"We've been repping that play for about two months," Cowher said. "We repped it this week and walked through it on Saturday. We've had it in there for a while, and Whiz [Ken Whisenhunt] made a great call in the perfect situation. We've got a lot of things and still have some more left. We're at the point now where there is no tomorrow. It was just a good call."

The Steelers should have had another touchdown on a trick play. Jerome Bettis misfired what could have been a touchdown pass on a halfback option.

It was a chippy game from the start. After numerous plays, players from both teams pushed and shoved each other. The trash talking was almost out of control at times. The Steelers thought the Bengals were too excited about making the playoffs and being considered an up-and-coming team.

In the locker room, the Steelers twisted the Bengals "Who Dey" cheer.

"We called it 'We Dey,'" Ward said. "We Dey put their ass out of the tournament. It was a great day today."

Porter remembered Chad Johnson saying that the torch had been passed in the AFC North when the Bengals beat the Steelers in Pittsburgh Dec. 4. He remembers Johnson saying the change was like going from black-and-white television to color TV.

"I'm going to send him the new plasma black-and-white TV," Porter said. "Hopefully, he's going to get the chance to watch us in our playoff game in Indianapolis."

Even in his moment of despair, Bengals coach Marvin Lewis tried to paint a better picture in light of the circumstances. Palmer blew out his knee. Chris Henry suffered a knee injury. The Bengals fell apart in the second half.

"It's unfortunate," Lewis said. "We're not going to sit here and baby and cry like their quarterback did."

Lewis was taking a shot at a Roethlisberger comment made earlier this year about low hits to his knee. Face it, these guys don't like each other. Now, Lewis has to get Palmer through a tough offseason of rehab, and get his team ready to fight again next year.

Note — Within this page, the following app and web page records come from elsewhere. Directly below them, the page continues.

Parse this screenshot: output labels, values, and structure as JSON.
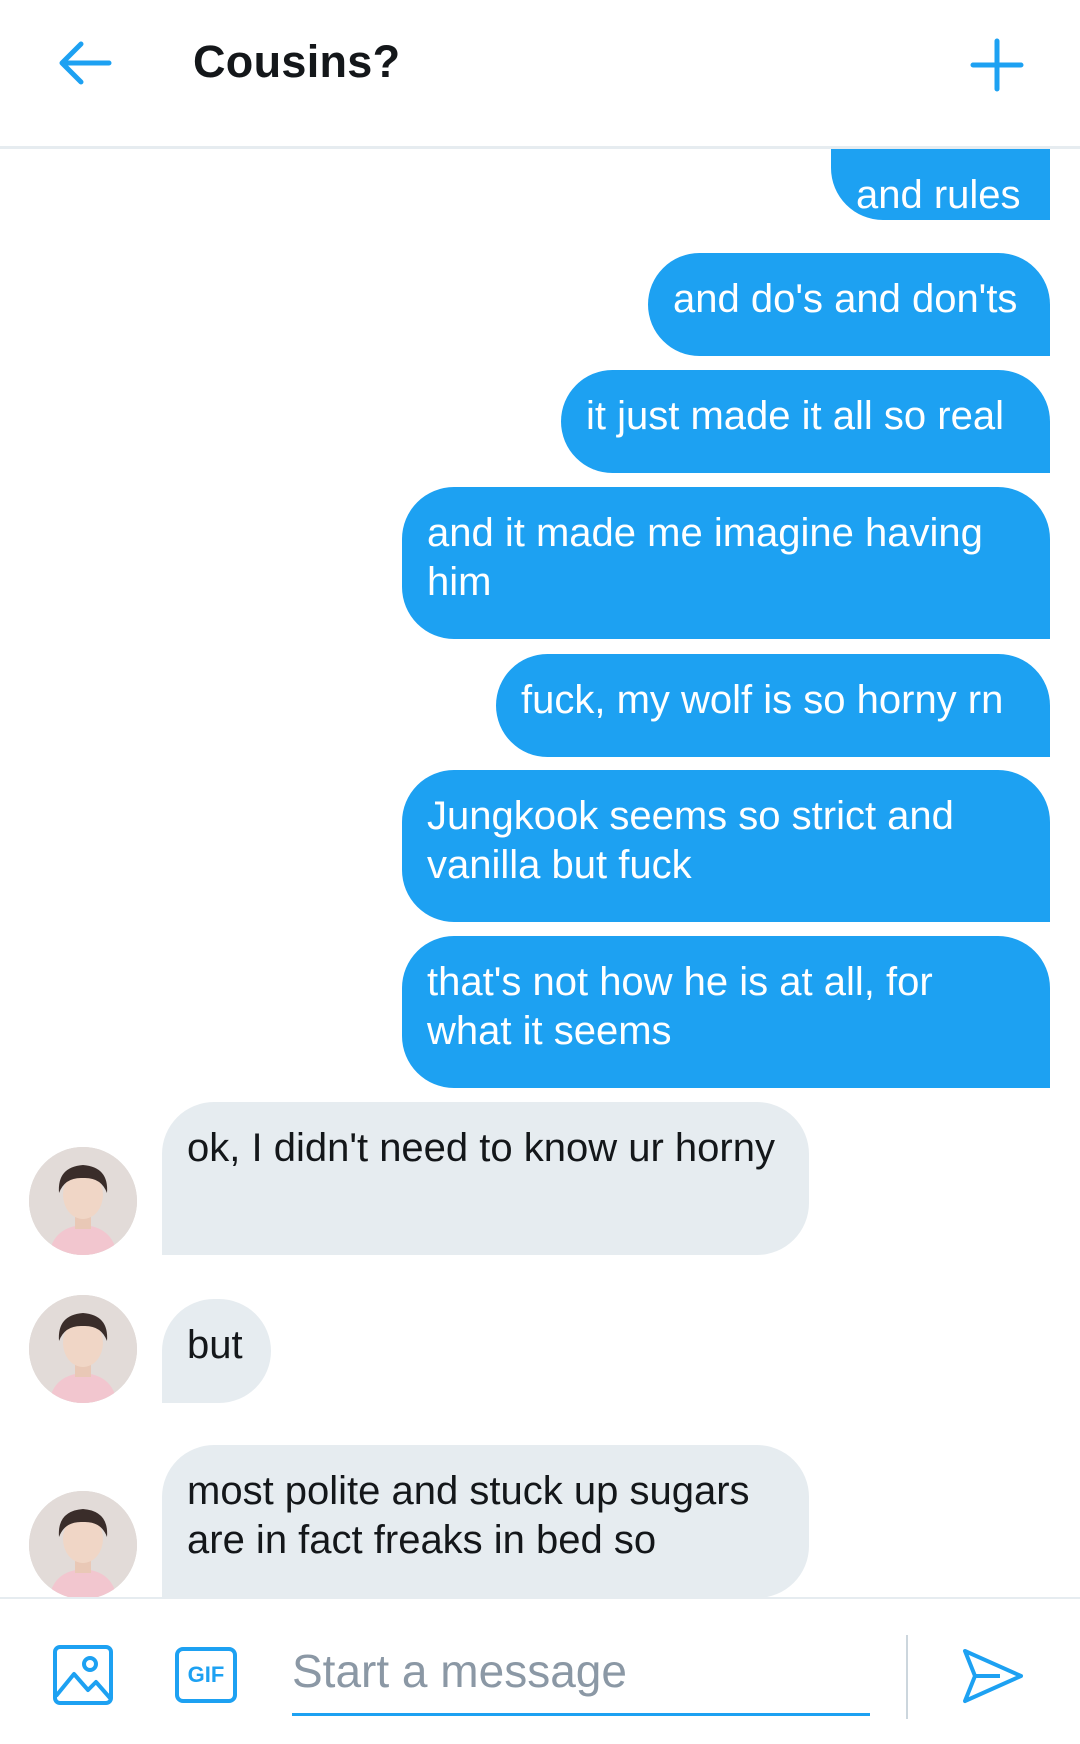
{
  "header": {
    "title": "Cousins?"
  },
  "colors": {
    "accent": "#1da1f2",
    "incoming_bubble": "#e6ecf0",
    "text": "#14171a"
  },
  "messages": [
    {
      "direction": "outgoing",
      "text": "and rules"
    },
    {
      "direction": "outgoing",
      "text": "and do's and don'ts"
    },
    {
      "direction": "outgoing",
      "text": "it just made it all so real"
    },
    {
      "direction": "outgoing",
      "text": "and it made me imagine having him"
    },
    {
      "direction": "outgoing",
      "text": "fuck, my wolf is so horny rn"
    },
    {
      "direction": "outgoing",
      "text": "Jungkook seems so strict and vanilla but fuck"
    },
    {
      "direction": "outgoing",
      "text": "that's not how he is at all, for what it seems"
    },
    {
      "direction": "incoming",
      "text": "ok, I didn't need to know ur horny"
    },
    {
      "direction": "incoming",
      "text": "but"
    },
    {
      "direction": "incoming",
      "text": "most polite and stuck up sugars are in fact freaks in bed so"
    }
  ],
  "composer": {
    "placeholder": "Start a message",
    "value": "",
    "gif_label": "GIF"
  },
  "icons": {
    "back": "arrow-left-icon",
    "add": "plus-icon",
    "media": "image-icon",
    "gif": "gif-icon",
    "send": "send-icon"
  }
}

Yep, the sky was falling in Cincinnati on Sunday.

John Clayton is a senior NFL writer for ESPN.com.